PHILADELPHIAA temporary increase or "bounce" in the PSA level following radiotherapy of prostate cancer is a common occurrence and does not necessarily indicate increased risk that cancer will recur, according to a presentation at the American Society for Therapeutic Radiation and Oncology 48th Annual Meeting (abstract 1129). This ob-servation affects clinical practice for both radiation oncologists and urologists, said Eric Horwitz, MD, of Fox Chase Cancer Center. He urged clinicians to consider additional PSA tests in patients who have had a PSA rise following radiotherapy to determine whether the PSA level returns to normal before recommending further treatment.

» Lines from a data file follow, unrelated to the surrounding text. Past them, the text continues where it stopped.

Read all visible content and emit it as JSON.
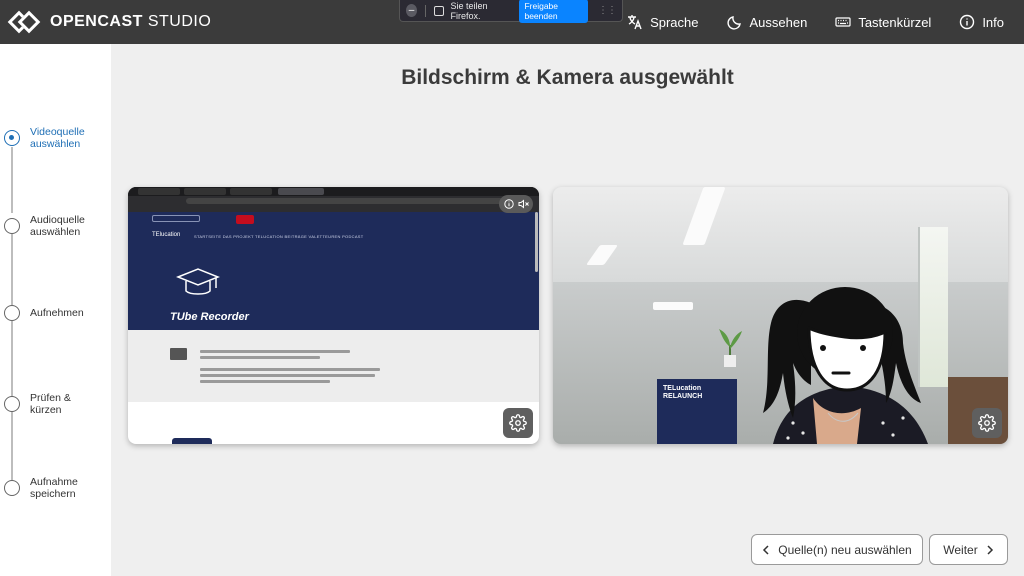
{
  "app": {
    "logo_bold": "OPENCAST",
    "logo_light": "STUDIO"
  },
  "header": {
    "nav": [
      {
        "label": "Sprache",
        "icon": "translate-icon"
      },
      {
        "label": "Aussehen",
        "icon": "moon-icon"
      },
      {
        "label": "Tastenkürzel",
        "icon": "keyboard-icon"
      },
      {
        "label": "Info",
        "icon": "info-icon"
      }
    ]
  },
  "sharebar": {
    "text": "Sie teilen Firefox.",
    "stop_label": "Freigabe beenden"
  },
  "steps": [
    {
      "label": "Videoquelle auswählen",
      "active": true
    },
    {
      "label": "Audioquelle auswählen",
      "active": false
    },
    {
      "label": "Aufnehmen",
      "active": false
    },
    {
      "label": "Prüfen & kürzen",
      "active": false
    },
    {
      "label": "Aufnahme speichern",
      "active": false
    }
  ],
  "main": {
    "title": "Bildschirm & Kamera ausgewählt"
  },
  "screen_preview": {
    "site_brand": "TElucation",
    "site_menu": "STARTSEITE   DAS PROJEKT TELUCATION   BEITRÄGE   VALETTEUREN   PODCAST",
    "site_title": "TUbe Recorder"
  },
  "camera_preview": {
    "banner_text": "TELucation RELAUNCH"
  },
  "footer": {
    "back_label": "Quelle(n) neu auswählen",
    "next_label": "Weiter"
  },
  "colors": {
    "header_bg": "#3b3b3b",
    "accent": "#1f6fb5",
    "share_button": "#0a84ff"
  }
}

The study was based on two pooled multi-institutional data sets comprising more than 7,500 prostate cancer patients treated with either external-beam radiotherapy or brachytherapy from the late 1980s to the mid-1990s. The study excluded patients who received neoadjuvant androgen ablation. A total of 4,839 patients received at least 60 Gy external-beam irradiation. The remaining 2,693 had permanent implants with either I-125 (68%) or Pd-103 (32%).
A PSA bounce was defined as an increase of at least 0.2 ng/mL over an earlier level, followed by a decline. About 18% of patients experienced at least one PSA bounce during the 3 years following radiation therapy. Rates were comparable with external-beam radiation and brachytherapy, but the incidence was somewhat higher with I-125 than with Pd-103 implants. Men less than 70 years of age were more likely to exhibit a bounce than older men. In those who received external-beam irradiation, a higher pretreatment PSA and a more advanced T stage were each associated with greater likelihood of a bounce.
Long-term outcomes were determined in patients who had remained free of disease 3 years after their initial treatment. Median follow-up was 6 years for the external-beam radiation patients and 5 years 3 months for the brachytherapy patients. No difference in any disease outcome was evident between patients with or without a PSA bounce at 10 years.
Among patients who received external-beam radiation, 55% of patients who had a PSA bounce and 53% with no bounce were free of biochemical evidence of disease at 10 years. Among the brachytherapy patients, 10-year rates of biochemical disease-free survival were 62% (bounce) and 72% (no bounce). Whether patients experienced a bounce had no effect on distant metastases, cause-specific survival, or overall survival.